"""

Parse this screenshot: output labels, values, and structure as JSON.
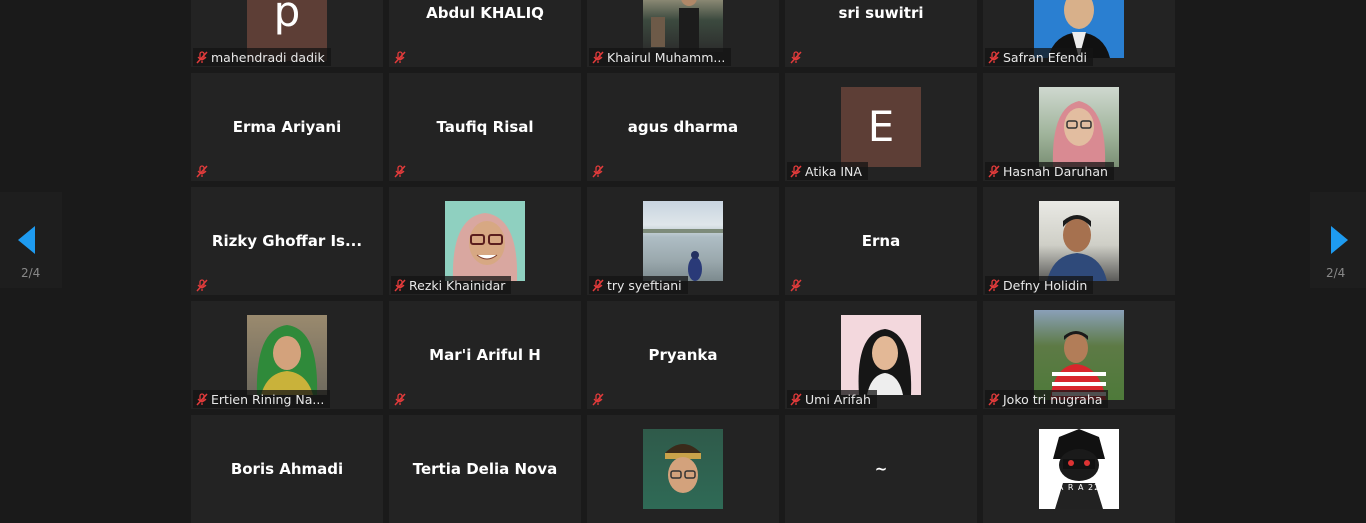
{
  "pagination": {
    "left_label": "2/4",
    "right_label": "2/4"
  },
  "colors": {
    "accent": "#1e9bf0",
    "mute_red": "#e23b3b",
    "tile_bg": "#232323",
    "avatar_letter_bg": "#5d3e36"
  },
  "participants": [
    {
      "name": "mahendradi dadik",
      "avatar": "letter",
      "letter": "p"
    },
    {
      "name": "Abdul KHALIQ",
      "avatar": "none"
    },
    {
      "name": "Khairul Muhamm...",
      "avatar": "photo"
    },
    {
      "name": "sri suwitri",
      "avatar": "none"
    },
    {
      "name": "Safran Efendi",
      "avatar": "photo"
    },
    {
      "name": "Erma Ariyani",
      "avatar": "none"
    },
    {
      "name": "Taufiq Risal",
      "avatar": "none"
    },
    {
      "name": "agus dharma",
      "avatar": "none"
    },
    {
      "name": "Atika INA",
      "avatar": "letter",
      "letter": "E"
    },
    {
      "name": "Hasnah Daruhan",
      "avatar": "photo"
    },
    {
      "name": "Rizky Ghoffar Is...",
      "avatar": "none"
    },
    {
      "name": "Rezki Khainidar",
      "avatar": "photo"
    },
    {
      "name": "try syeftiani",
      "avatar": "photo"
    },
    {
      "name": "Erna",
      "avatar": "none"
    },
    {
      "name": "Defny Holidin",
      "avatar": "photo"
    },
    {
      "name": "Ertien Rining Na...",
      "avatar": "photo"
    },
    {
      "name": "Mar'i Ariful H",
      "avatar": "none"
    },
    {
      "name": "Pryanka",
      "avatar": "none"
    },
    {
      "name": "Umi Arifah",
      "avatar": "photo"
    },
    {
      "name": "Joko tri nugraha",
      "avatar": "photo"
    },
    {
      "name": "Boris Ahmadi",
      "avatar": "none"
    },
    {
      "name": "Tertia Delia Nova",
      "avatar": "none"
    },
    {
      "name": "",
      "avatar": "photo"
    },
    {
      "name": "~",
      "avatar": "none"
    },
    {
      "name": "",
      "avatar": "photo",
      "badge_text": "A R A 22"
    }
  ]
}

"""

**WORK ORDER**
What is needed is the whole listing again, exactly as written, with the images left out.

**RESPONSE BELOW**
Parse this screenshot: output labels, values, and structure as JSON.
{
  "pagination": {
    "left_label": "2/4",
    "right_label": "2/4"
  },
  "colors": {
    "accent": "#1e9bf0",
    "mute_red": "#e23b3b",
    "tile_bg": "#232323",
    "avatar_letter_bg": "#5d3e36"
  },
  "participants": [
    {
      "name": "mahendradi dadik",
      "avatar": "letter",
      "letter": "p"
    },
    {
      "name": "Abdul KHALIQ",
      "avatar": "none"
    },
    {
      "name": "Khairul Muhamm...",
      "avatar": "photo"
    },
    {
      "name": "sri suwitri",
      "avatar": "none"
    },
    {
      "name": "Safran Efendi",
      "avatar": "photo"
    },
    {
      "name": "Erma Ariyani",
      "avatar": "none"
    },
    {
      "name": "Taufiq Risal",
      "avatar": "none"
    },
    {
      "name": "agus dharma",
      "avatar": "none"
    },
    {
      "name": "Atika INA",
      "avatar": "letter",
      "letter": "E"
    },
    {
      "name": "Hasnah Daruhan",
      "avatar": "photo"
    },
    {
      "name": "Rizky Ghoffar Is...",
      "avatar": "none"
    },
    {
      "name": "Rezki Khainidar",
      "avatar": "photo"
    },
    {
      "name": "try syeftiani",
      "avatar": "photo"
    },
    {
      "name": "Erna",
      "avatar": "none"
    },
    {
      "name": "Defny Holidin",
      "avatar": "photo"
    },
    {
      "name": "Ertien Rining Na...",
      "avatar": "photo"
    },
    {
      "name": "Mar'i Ariful H",
      "avatar": "none"
    },
    {
      "name": "Pryanka",
      "avatar": "none"
    },
    {
      "name": "Umi Arifah",
      "avatar": "photo"
    },
    {
      "name": "Joko tri nugraha",
      "avatar": "photo"
    },
    {
      "name": "Boris Ahmadi",
      "avatar": "none"
    },
    {
      "name": "Tertia Delia Nova",
      "avatar": "none"
    },
    {
      "name": "",
      "avatar": "photo"
    },
    {
      "name": "~",
      "avatar": "none"
    },
    {
      "name": "",
      "avatar": "photo",
      "badge_text": "A R A 22"
    }
  ]
}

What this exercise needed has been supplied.